In the next few months I'll take some time to evaluate how some of my albums sound in both CD and vinyl formats and see if I have a preference overall. It's quite clear that the sound is different and how one decides which version is preferred has more to do with factors other than just resolution which in theory (and in my experience so far), digital will win without question. There's no doubt that vinyl has more distortion. Physical factors like slight vinyl warping and cartridge alignment geometry affect the sound, not to mention the fact that the inner grooves cannot maintain the same quality as the outer grooves (ie. inner groove distortion - a 24-minute monologue). I'm sure everyone also has at some time heard the pops (thankfully not common, usually associated with damaged used LPs), lower level crackles (a bit more common unfortunately, likely due to poorer quality vinyl material or damage from previous owner's gear), and low level surface noise (there's always some mechanical friction, essentially universal if you pushed up the volume during playback). Depending on the music, I can generally handle the excess noise; for example, pop and rock recordings will mask out much of the softer distortions but if I'm listening to classical, I find even the low amplitude noise will mar my listening enjoyment. It's no wonder that the classical community generally embraces digital. Of course resolution isn't the only determinant to whether a recording sounds good, so even though reason and science tells us that for the same original signal, a good digital system can offer better fidelity, we're generally not presented with that same original signal being stamped on to the vinyl. Remember, to compensate for the limitations of the LP medium, the mixing and mastering has to be different. And I wonder if often compensating for these limitations could result in an overall more pleasing sonic product. I can certainly appreciate what vinyl aficionados have said for awhile; when the stars align with good vinyl, it does sound heavenly... The problem is that they don't always align :-(.

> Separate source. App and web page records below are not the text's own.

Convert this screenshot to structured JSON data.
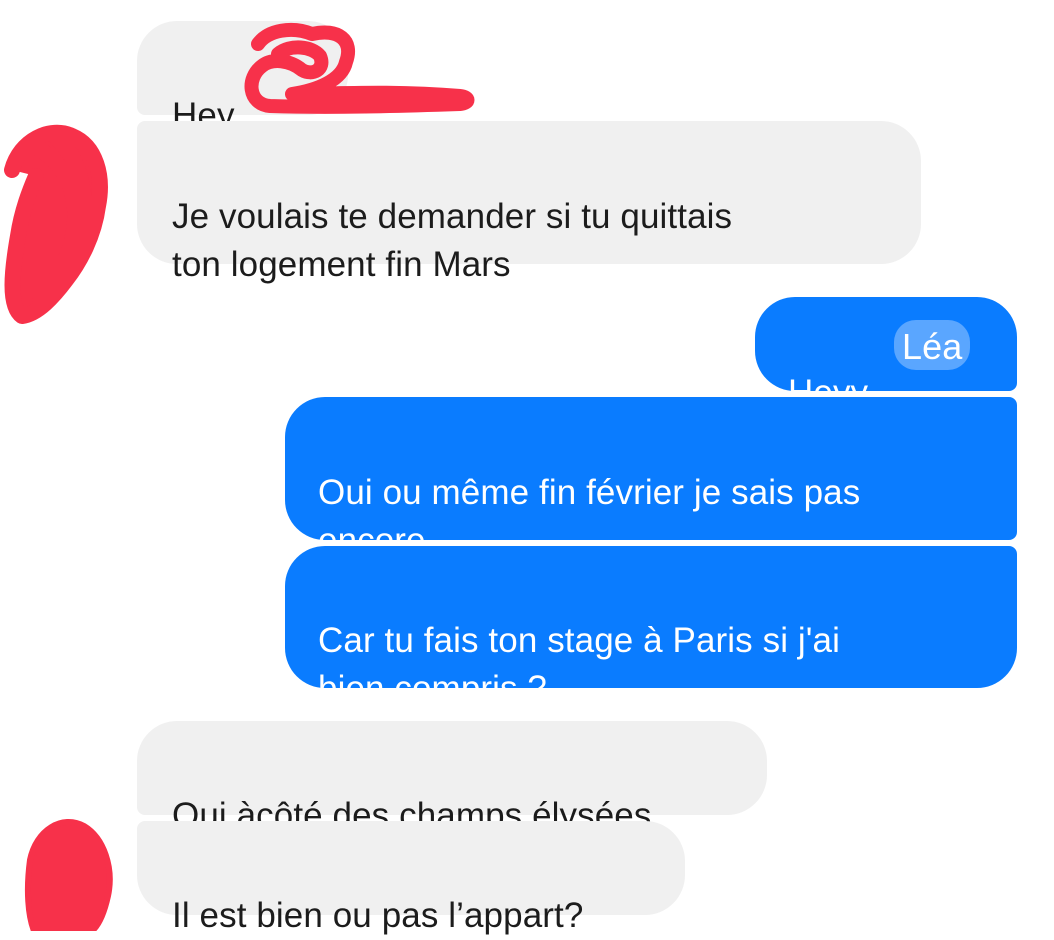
{
  "conversation": {
    "messages": [
      {
        "direction": "received",
        "text": "Hey"
      },
      {
        "direction": "received",
        "text": "Je voulais te demander si tu quittais\nton logement fin Mars"
      },
      {
        "direction": "sent",
        "text": "Heyy"
      },
      {
        "direction": "sent",
        "text": "Léa"
      },
      {
        "direction": "sent",
        "text": "Oui ou même fin février je sais pas\nencore"
      },
      {
        "direction": "sent",
        "text": "Car tu fais ton stage à Paris si j'ai\nbien compris ?"
      },
      {
        "direction": "received",
        "text": "Oui àcôté des champs élysées"
      },
      {
        "direction": "received",
        "text": "Il est bien ou pas l’appart?"
      }
    ]
  },
  "colors": {
    "received_bubble": "#f0f0f0",
    "sent_bubble": "#0a7cff",
    "redaction_scribble": "#f7314a"
  }
}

As I'm putting the finishing touches to this post, look what showed up:
The Denon DL-110 high-output moving coil cartridge ("HOMC"). Nice package with an overhang gauge, built-in "magnifying glass" (round part under the cartridge), stylus brush (in white plastic packet), and a metal weight balance plate (cartridge weight is only 4.8g). With a 1.6mV output, it should have no problem mated to any phono preamp (no need to add step-up moving-coil amplification). Frequency response should be flatter across the audible spectrum (especially the highs) and let's see if the sonic resolution picks up significantly with this baby compared to the Shure :-)...
I'll be away a bit through the summer. Enjoy the (hopefully good) summer weather for all in the Northern Hemisphere! Happy listening...

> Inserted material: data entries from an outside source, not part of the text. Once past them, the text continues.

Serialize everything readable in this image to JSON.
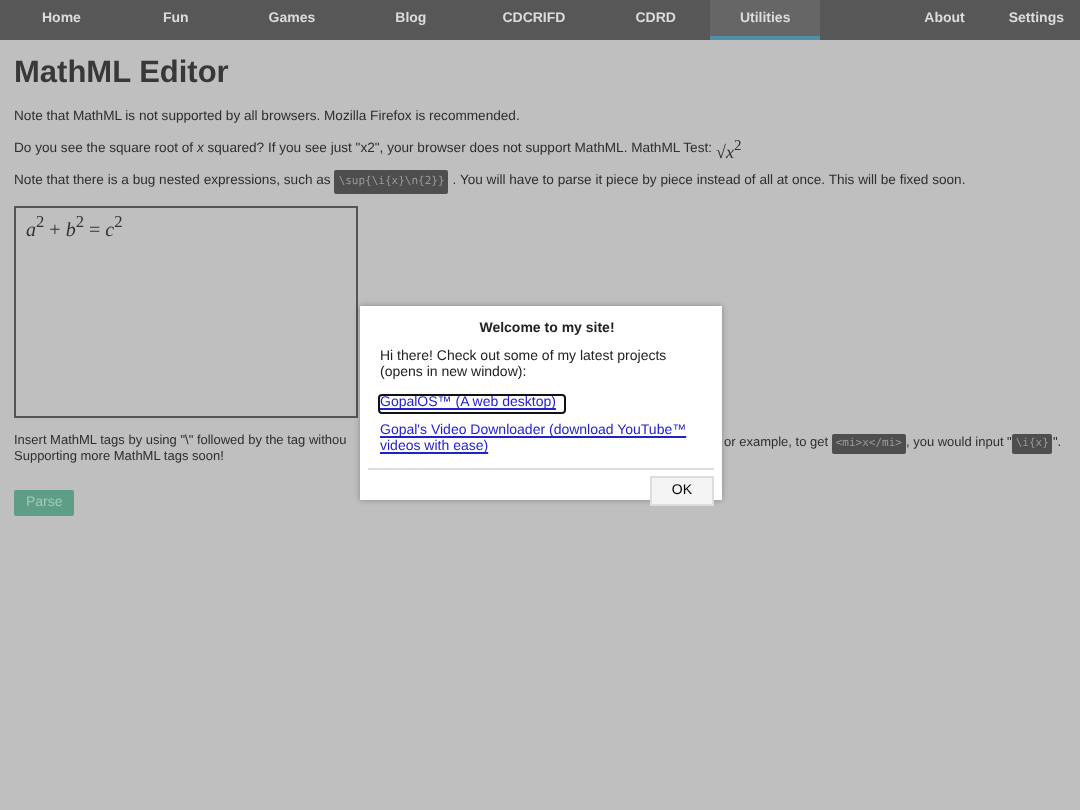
{
  "nav": {
    "left": [
      {
        "label": "Home",
        "selected": false
      },
      {
        "label": "Fun",
        "selected": false
      },
      {
        "label": "Games",
        "selected": false
      },
      {
        "label": "Blog",
        "selected": false
      },
      {
        "label": "CDCRIFD",
        "selected": false
      },
      {
        "label": "CDRD",
        "selected": false
      },
      {
        "label": "Utilities",
        "selected": true
      }
    ],
    "right": [
      {
        "label": "About",
        "selected": false
      },
      {
        "label": "Settings",
        "selected": false
      }
    ]
  },
  "title": "MathML Editor",
  "notes": [
    {
      "text": "Note that MathML is not supported by all browsers. Mozilla Firefox is recommended."
    },
    {
      "text": "Do you see the square root of *x* squared? If you see just \"x2\", your browser does not support MathML. MathML Test:",
      "math": "√*x*$^{2}$"
    },
    {
      "text": "Note that there is a bug nested expressions, such as",
      "code": "\\sup{\\i{x}\\n{2}}",
      "after": ". You will have to parse it piece by piece instead of all at once. This will be fixed soon."
    }
  ],
  "editor": {
    "value": "*a*$^{2}$ + *b*$^{2}$ = *c*$^{2}$"
  },
  "help": {
    "left_line_1": "Insert MathML tags by using \"\\\" followed by the tag withou",
    "left_line_2": "Supporting more MathML tags soon!",
    "right_before": "or example, to get",
    "right_code_1": "<mi>x</mi>",
    "right_middle": ", you would input \"",
    "right_code_2": "\\i{x}",
    "right_after": "\"."
  },
  "parse_button": {
    "label": "Parse",
    "disabled": true
  },
  "dialog": {
    "title": "Welcome to my site!",
    "message": "Hi there! Check out some of my latest projects (opens in new window):",
    "links": [
      {
        "label": "GopalOS™ (A web desktop)",
        "focused": true
      },
      {
        "label": "Gopal's Video Downloader (download YouTube™ videos with ease)",
        "focused": false
      }
    ],
    "ok": "OK"
  }
}
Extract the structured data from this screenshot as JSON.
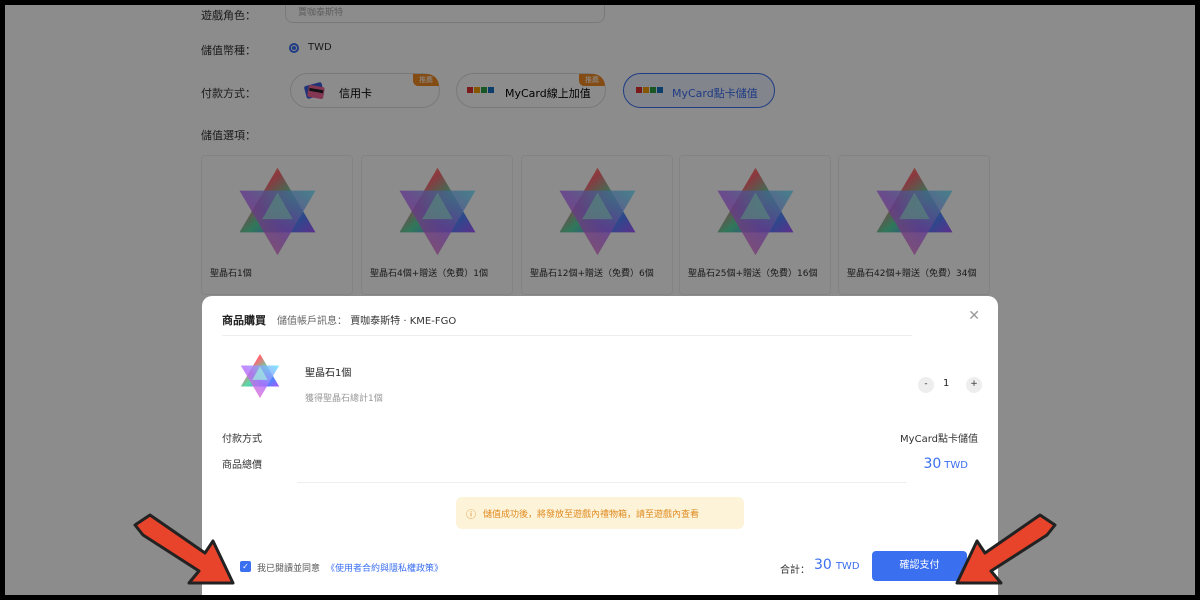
{
  "form": {
    "role_label": "遊戲角色：",
    "role_value": "賈咖泰斯特",
    "currency_label": "儲值幣種：",
    "currency_value": "TWD",
    "payment_label": "付款方式：",
    "options_label": "儲值選項："
  },
  "payment_methods": [
    {
      "label": "信用卡",
      "tag": "推薦",
      "icon": "credit-card-icon"
    },
    {
      "label": "MyCard線上加值",
      "tag": "推薦",
      "icon": "mycard-logo-icon"
    },
    {
      "label": "MyCard點卡儲值",
      "tag": "",
      "icon": "mycard-logo-icon"
    }
  ],
  "products": [
    {
      "name": "聖晶石1個"
    },
    {
      "name": "聖晶石4個+贈送（免費）1個"
    },
    {
      "name": "聖晶石12個+贈送（免費）6個"
    },
    {
      "name": "聖晶石25個+贈送（免費）16個"
    },
    {
      "name": "聖晶石42個+贈送（免費）34個"
    }
  ],
  "modal": {
    "title": "商品購買",
    "account_label": "儲值帳戶訊息：",
    "account_value": "賈咖泰斯特 · KME-FGO",
    "product_name": "聖晶石1個",
    "product_sub": "獲得聖晶石總計1個",
    "qty_minus": "-",
    "qty_value": "1",
    "qty_plus": "+",
    "pay_method_label": "付款方式",
    "pay_method_value": "MyCard點卡儲值",
    "total_label": "商品總價",
    "total_amount": "30",
    "total_unit": "TWD",
    "notice_icon": "ⓘ",
    "notice": "儲值成功後，將發放至遊戲內禮物箱，請至遊戲內查看",
    "agree_text": "我已閱讀並同意",
    "agree_link": "《使用者合約與隱私權政策》",
    "sum_label": "合計：",
    "sum_amount": "30",
    "sum_unit": "TWD",
    "confirm": "確認支付",
    "close": "✕"
  },
  "colors": {
    "accent": "#3a6ff0",
    "tag": "#f08a24",
    "arrow": "#e8442b"
  }
}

BTW: A few months ago I mentioned I ordered the Light Harmonic Geek Out 720mW DAC. Well, I waited for >2 months on the pre-order line and decided to cancel... It would have been fun to run it through some of my own measurements. Since I don't really have very low efficiency headphones needing the power, there just wasn't a need and likely the DAC would be sitting unused. I rolled the $$$ into the toys above instead - which will definitely get more use!

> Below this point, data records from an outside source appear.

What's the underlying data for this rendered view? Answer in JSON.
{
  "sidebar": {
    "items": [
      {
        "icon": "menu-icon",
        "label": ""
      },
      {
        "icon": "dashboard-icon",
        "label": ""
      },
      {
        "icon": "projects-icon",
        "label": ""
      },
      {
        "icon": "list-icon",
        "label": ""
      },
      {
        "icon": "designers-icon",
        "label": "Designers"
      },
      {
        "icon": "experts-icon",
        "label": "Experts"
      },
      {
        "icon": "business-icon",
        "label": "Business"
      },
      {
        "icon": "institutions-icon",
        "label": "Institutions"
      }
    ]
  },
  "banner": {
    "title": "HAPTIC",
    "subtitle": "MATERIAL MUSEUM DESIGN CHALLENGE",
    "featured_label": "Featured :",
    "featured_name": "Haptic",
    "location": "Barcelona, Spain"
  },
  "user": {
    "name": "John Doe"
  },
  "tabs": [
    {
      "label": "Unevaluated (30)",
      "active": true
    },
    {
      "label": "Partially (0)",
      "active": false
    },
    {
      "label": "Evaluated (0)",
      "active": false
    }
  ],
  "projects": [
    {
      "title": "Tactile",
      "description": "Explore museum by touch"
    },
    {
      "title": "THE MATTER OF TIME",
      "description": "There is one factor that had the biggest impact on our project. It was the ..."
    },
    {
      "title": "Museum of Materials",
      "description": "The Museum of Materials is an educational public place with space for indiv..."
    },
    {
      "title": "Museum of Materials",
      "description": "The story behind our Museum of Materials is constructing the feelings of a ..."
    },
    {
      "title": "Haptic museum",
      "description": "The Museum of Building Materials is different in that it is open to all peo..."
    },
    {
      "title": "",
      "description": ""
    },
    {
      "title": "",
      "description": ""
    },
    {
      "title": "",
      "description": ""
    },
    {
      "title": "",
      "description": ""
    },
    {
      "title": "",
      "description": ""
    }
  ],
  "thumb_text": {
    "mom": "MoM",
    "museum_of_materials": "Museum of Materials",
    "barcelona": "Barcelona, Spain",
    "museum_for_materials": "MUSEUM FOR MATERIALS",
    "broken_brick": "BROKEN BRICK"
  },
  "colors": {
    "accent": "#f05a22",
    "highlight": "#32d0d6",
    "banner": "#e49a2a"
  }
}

August 3, 2014 Update: A cool Technics ad circa early 1970's when objective measurements were more important for selling gear rather than just word-of-mouth subjective reviewers :-).